Associated British Foods (ABF) said its annual profits surged, buoyed by growth at its Primark clothing chain and a recovery in its sugar businesses. The food-to-fashion group said adjusted operating profit rose 22% to £1.36bn in the year to 16 September, with group revenues up 15% at £15.4bn.Primark’s revenues rose 19% to £7.05bn as the chain continued to expand.ABF also said it welcomed the government’s intention for a Brexit transition period beyond March 2019.”In common with many other businesses, we share a concern about the risk of abrupt changes to the UK’s customs procedures,” it said. Non-food sales in slowest growth on record
The High Street struggling to survive

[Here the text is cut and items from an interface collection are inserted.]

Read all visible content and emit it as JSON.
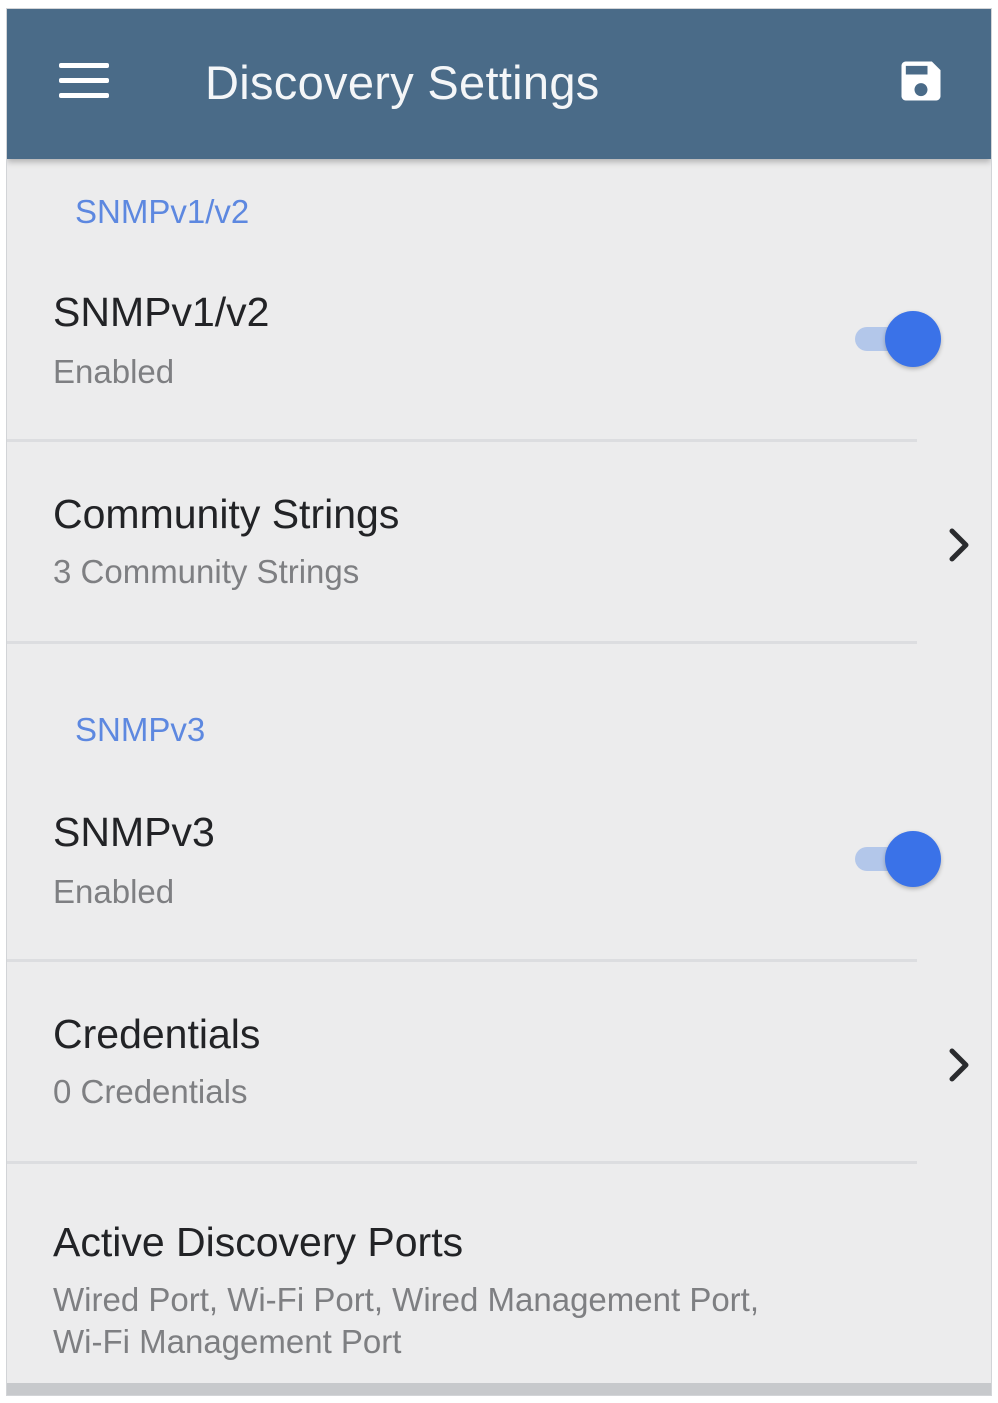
{
  "app_bar": {
    "title": "Discovery Settings",
    "menu_icon": "hamburger-menu-icon",
    "save_icon": "floppy-disk-save-icon"
  },
  "sections": {
    "snmp_v1v2": {
      "header": "SNMPv1/v2",
      "toggle_row": {
        "title": "SNMPv1/v2",
        "subtitle": "Enabled",
        "enabled": true
      },
      "community_strings": {
        "title": "Community Strings",
        "subtitle": "3 Community Strings"
      }
    },
    "snmp_v3": {
      "header": "SNMPv3",
      "toggle_row": {
        "title": "SNMPv3",
        "subtitle": "Enabled",
        "enabled": true
      },
      "credentials": {
        "title": "Credentials",
        "subtitle": "0 Credentials"
      }
    },
    "active_discovery_ports": {
      "title": "Active Discovery Ports",
      "subtitle_line1": "Wired Port, Wi-Fi Port, Wired Management Port,",
      "subtitle_line2": "Wi-Fi Management Port"
    }
  },
  "colors": {
    "app_bar": "#4a6b88",
    "accent": "#3a72e8",
    "section_header": "#5d88e0",
    "background": "#ececed"
  }
}
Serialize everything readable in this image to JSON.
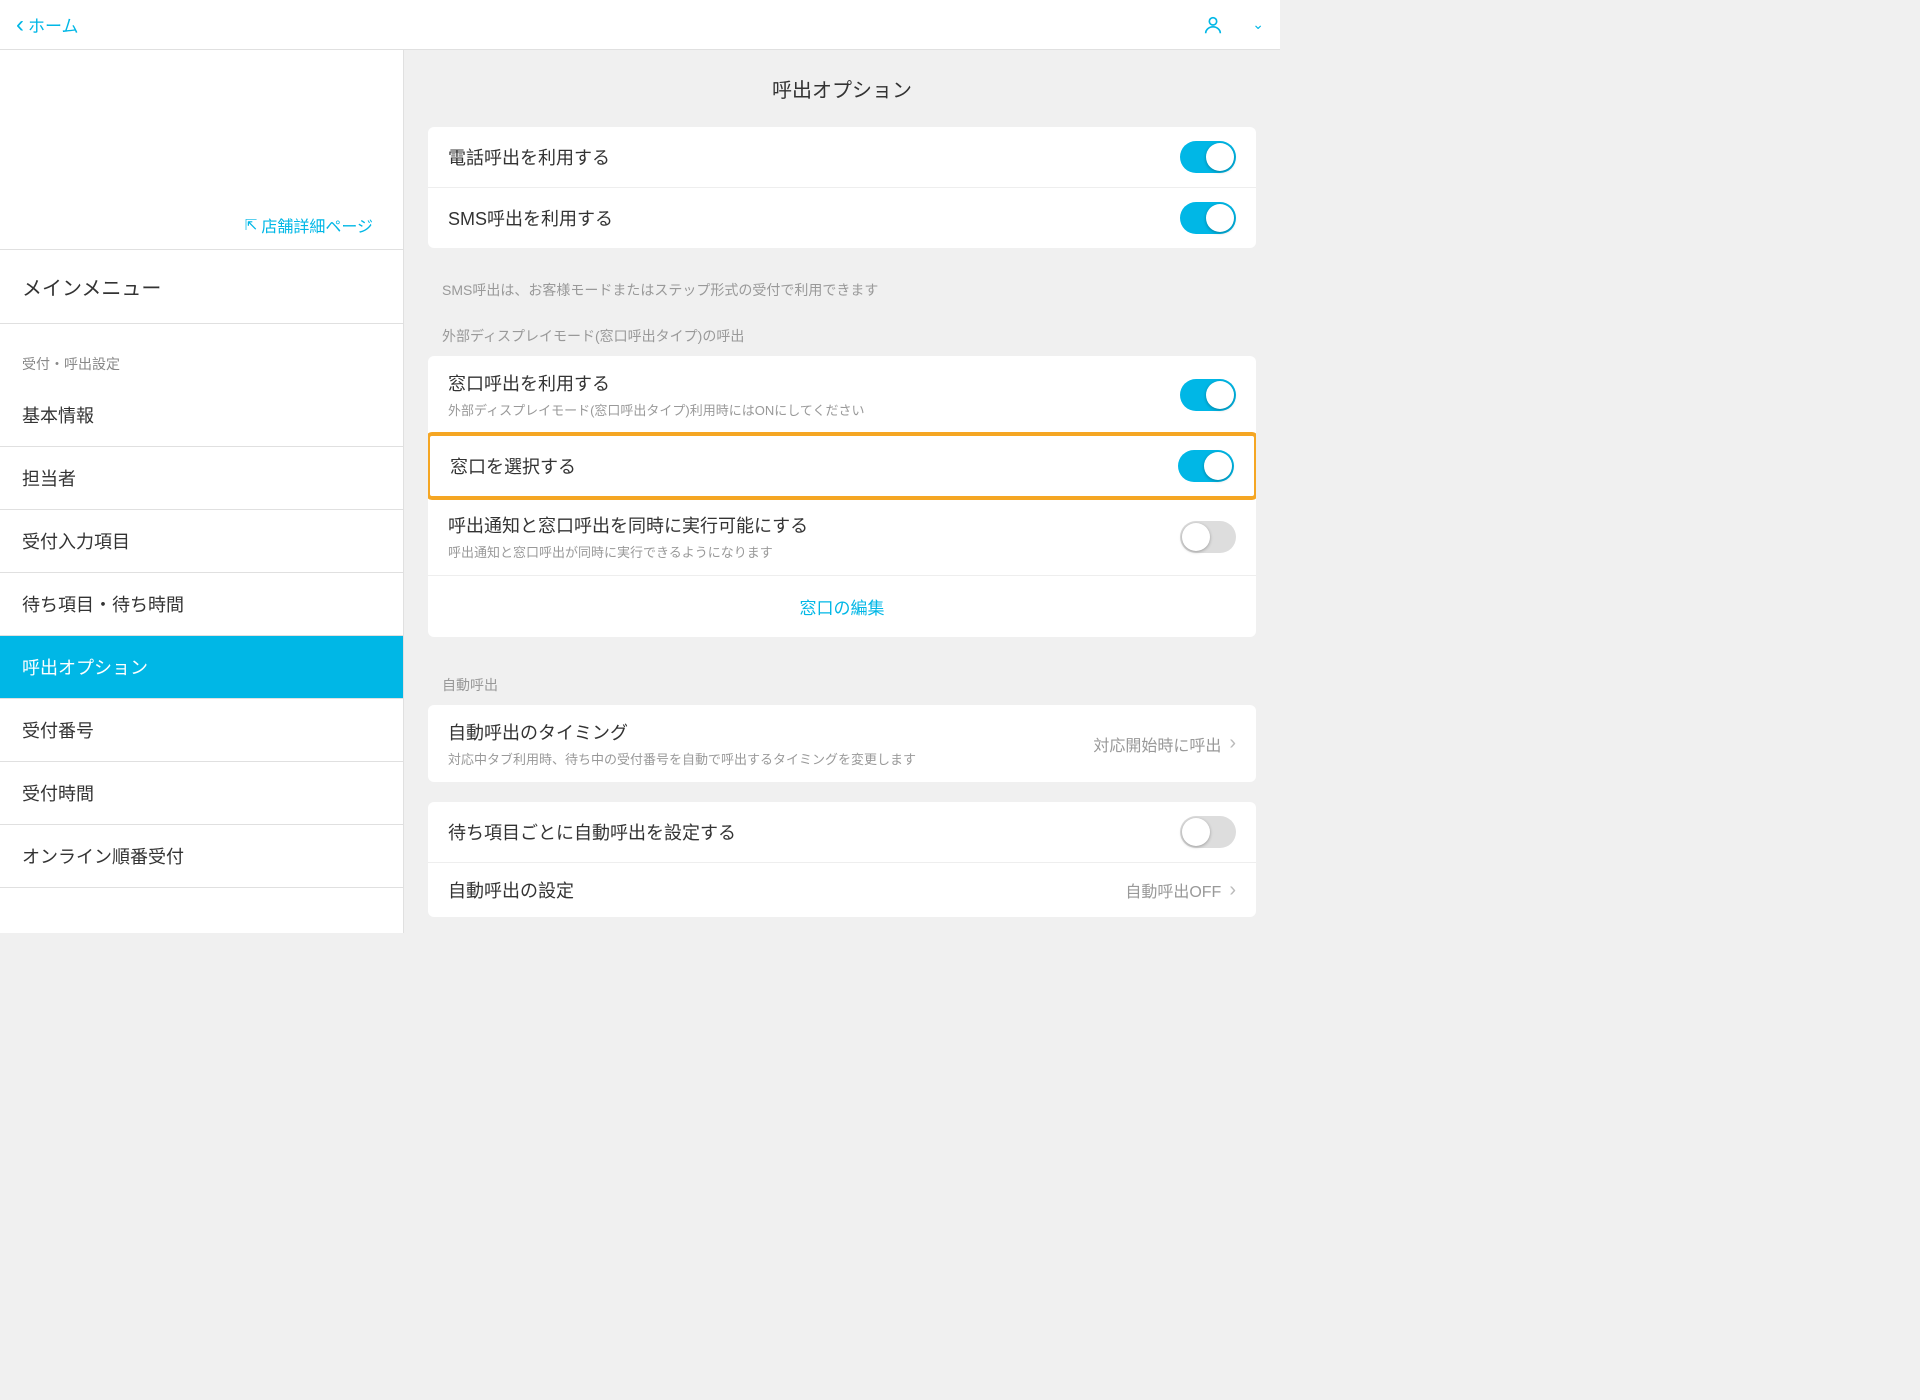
{
  "topbar": {
    "back_label": "ホーム"
  },
  "sidebar": {
    "store_link": "店舗詳細ページ",
    "main_menu": "メインメニュー",
    "section_label": "受付・呼出設定",
    "items": [
      {
        "label": "基本情報"
      },
      {
        "label": "担当者"
      },
      {
        "label": "受付入力項目"
      },
      {
        "label": "待ち項目・待ち時間"
      },
      {
        "label": "呼出オプション",
        "active": true
      },
      {
        "label": "受付番号"
      },
      {
        "label": "受付時間"
      },
      {
        "label": "オンライン順番受付"
      }
    ]
  },
  "main": {
    "title": "呼出オプション",
    "group1": {
      "row1": {
        "label": "電話呼出を利用する",
        "on": true
      },
      "row2": {
        "label": "SMS呼出を利用する",
        "on": true
      },
      "caption": "SMS呼出は、お客様モードまたはステップ形式の受付で利用できます"
    },
    "group2_header": "外部ディスプレイモード(窓口呼出タイプ)の呼出",
    "group2": {
      "row1": {
        "label": "窓口呼出を利用する",
        "desc": "外部ディスプレイモード(窓口呼出タイプ)利用時にはONにしてください",
        "on": true
      },
      "row2": {
        "label": "窓口を選択する",
        "on": true
      },
      "row3": {
        "label": "呼出通知と窓口呼出を同時に実行可能にする",
        "desc": "呼出通知と窓口呼出が同時に実行できるようになります",
        "on": false
      },
      "link": "窓口の編集"
    },
    "group3_header": "自動呼出",
    "group3": {
      "row1": {
        "label": "自動呼出のタイミング",
        "desc": "対応中タブ利用時、待ち中の受付番号を自動で呼出するタイミングを変更します",
        "value": "対応開始時に呼出"
      }
    },
    "group4": {
      "row1": {
        "label": "待ち項目ごとに自動呼出を設定する",
        "on": false
      },
      "row2": {
        "label": "自動呼出の設定",
        "value": "自動呼出OFF"
      }
    }
  }
}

‘Stealing share’Primark’s sales come as other retailers have struggled to boost profits amid a challenging High Street environment. Even after opening 30 stores in nine countries with 1.5 million square feet of selling space, ABF said Primark still had room for “significant growth”. The company said trading at Primark had been “excellent”, particularly over the summer.In the UK, Primark “performed particularly well”, ABF said, with sales up 10% from last year and its share of the total clothing market “increased significantly”.”Primark has grown faster than any of the other top 10 clothing market players over the past five years”, said Charlotte Pearce, a retail analyst at GlobalData. “By providing value for money in its trend-led clothing, it has been able to steal share from midmarket retailers as shoppers trade down”.Shares slip With more than 60% of ABF’s sales and profits generated outside the UK, ABF’s results were boosted by the weaker pound.AB Sugar, ABF’s sugar unit, benefited from an increase in EU sugar prices as well as structural changes at the unit. However, ABF said it expected profits at the unit to fall in the current financial year, and these comments sent the company’s shares down 3.5% in morning trade.

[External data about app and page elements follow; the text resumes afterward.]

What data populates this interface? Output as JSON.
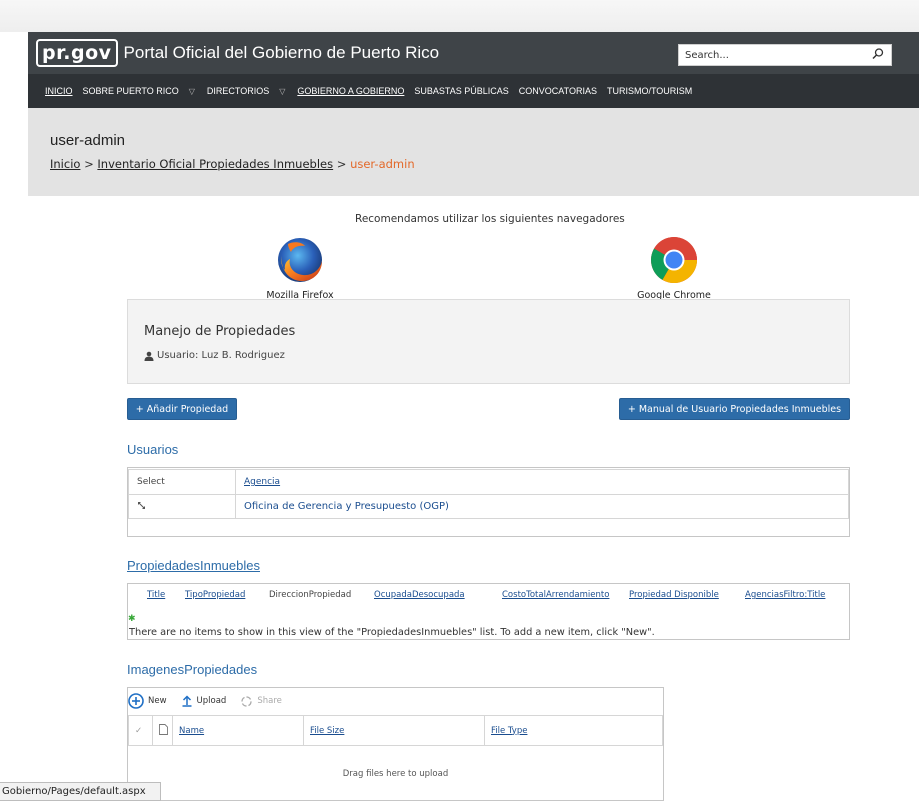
{
  "header": {
    "logo_text": "pr.gov",
    "site_title": "Portal Oficial del Gobierno de Puerto Rico",
    "search_placeholder": "Search..."
  },
  "nav": {
    "items": [
      {
        "label": "INICIO"
      },
      {
        "label": "SOBRE PUERTO RICO"
      },
      {
        "label": "DIRECTORIOS"
      },
      {
        "label": "GOBIERNO A GOBIERNO"
      },
      {
        "label": "SUBASTAS PÚBLICAS"
      },
      {
        "label": "CONVOCATORIAS"
      },
      {
        "label": "TURISMO/TOURISM"
      }
    ]
  },
  "title_area": {
    "page_title": "user-admin",
    "breadcrumb": [
      {
        "label": "Inicio"
      },
      {
        "label": "Inventario Oficial Propiedades Inmuebles"
      },
      {
        "label": "user-admin"
      }
    ],
    "separator": ">"
  },
  "browsers": {
    "recommend_text": "Recomendamos utilizar los siguientes navegadores",
    "firefox_label": "Mozilla Firefox",
    "chrome_label": "Google Chrome"
  },
  "panel": {
    "title": "Manejo de Propiedades",
    "user_text": "Usuario: Luz B. Rodriguez"
  },
  "buttons": {
    "add_property": "+ Añadir Propiedad",
    "manual": "+ Manual de Usuario Propiedades Inmuebles"
  },
  "users": {
    "title": "Usuarios",
    "columns": [
      "Select",
      "Agencia"
    ],
    "rows": [
      {
        "agencia": "Oficina de Gerencia y Presupuesto (OGP)"
      }
    ]
  },
  "properties": {
    "title": "PropiedadesInmuebles",
    "columns": [
      "Title",
      "TipoPropiedad",
      "DireccionPropiedad",
      "OcupadaDesocupada",
      "CostoTotalArrendamiento",
      "Propiedad Disponible",
      "AgenciasFiltro:Title"
    ],
    "empty_message": "There are no items to show in this view of the \"PropiedadesInmuebles\" list. To add a new item, click \"New\"."
  },
  "images": {
    "title": "ImagenesPropiedades",
    "toolbar": {
      "new": "New",
      "upload": "Upload",
      "share": "Share"
    },
    "columns": [
      "Name",
      "File Size",
      "File Type"
    ],
    "drop_text": "Drag files here to upload"
  },
  "status_bar": {
    "url": "Gobierno/Pages/default.aspx"
  },
  "colors": {
    "header_bg": "#3f4448",
    "nav_bg": "#2e3236",
    "accent_blue": "#2d6ca8",
    "breadcrumb_current": "#e3692a"
  }
}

The company expects “progress” in its grocery and ingredients businesses, whose brands include Twinings, Ovaltine, Kingsmill bread, Jordans, Dorset Cereals, Patak’s and Blue Dragon. Grocery results in the past year “were held back by the trading environment faced by the UK bakeries,” the company said.ABF, which spent £79m on business acquisitions in the past year, said it had completed the acquisition of Acetum, an Italian producer of high-quality balsamic vinegar.Chief executive George Weston said: “These results reflect our international diversity, and the strong underlying performance of our businesses was driven by management actions throughout the year”.Brexit uncertaintiesABF operates in 50 countries worldwide, with significant businesses in Europe, southern Africa, the Americas, Asia, and Australia. The UK’s decision to leave the EU had an immediate impact on ABF’s results last year due to its effect on currency markets, the company said. “As the UK government continues its negotiations, uncertainty remains as to the extent to which our operations and financial performance will be affected in the longer term,” ABF noted. The company said it had contributed to government-led consultations on potential changes and their potential impact on businesses “to help inform the exit strategy”.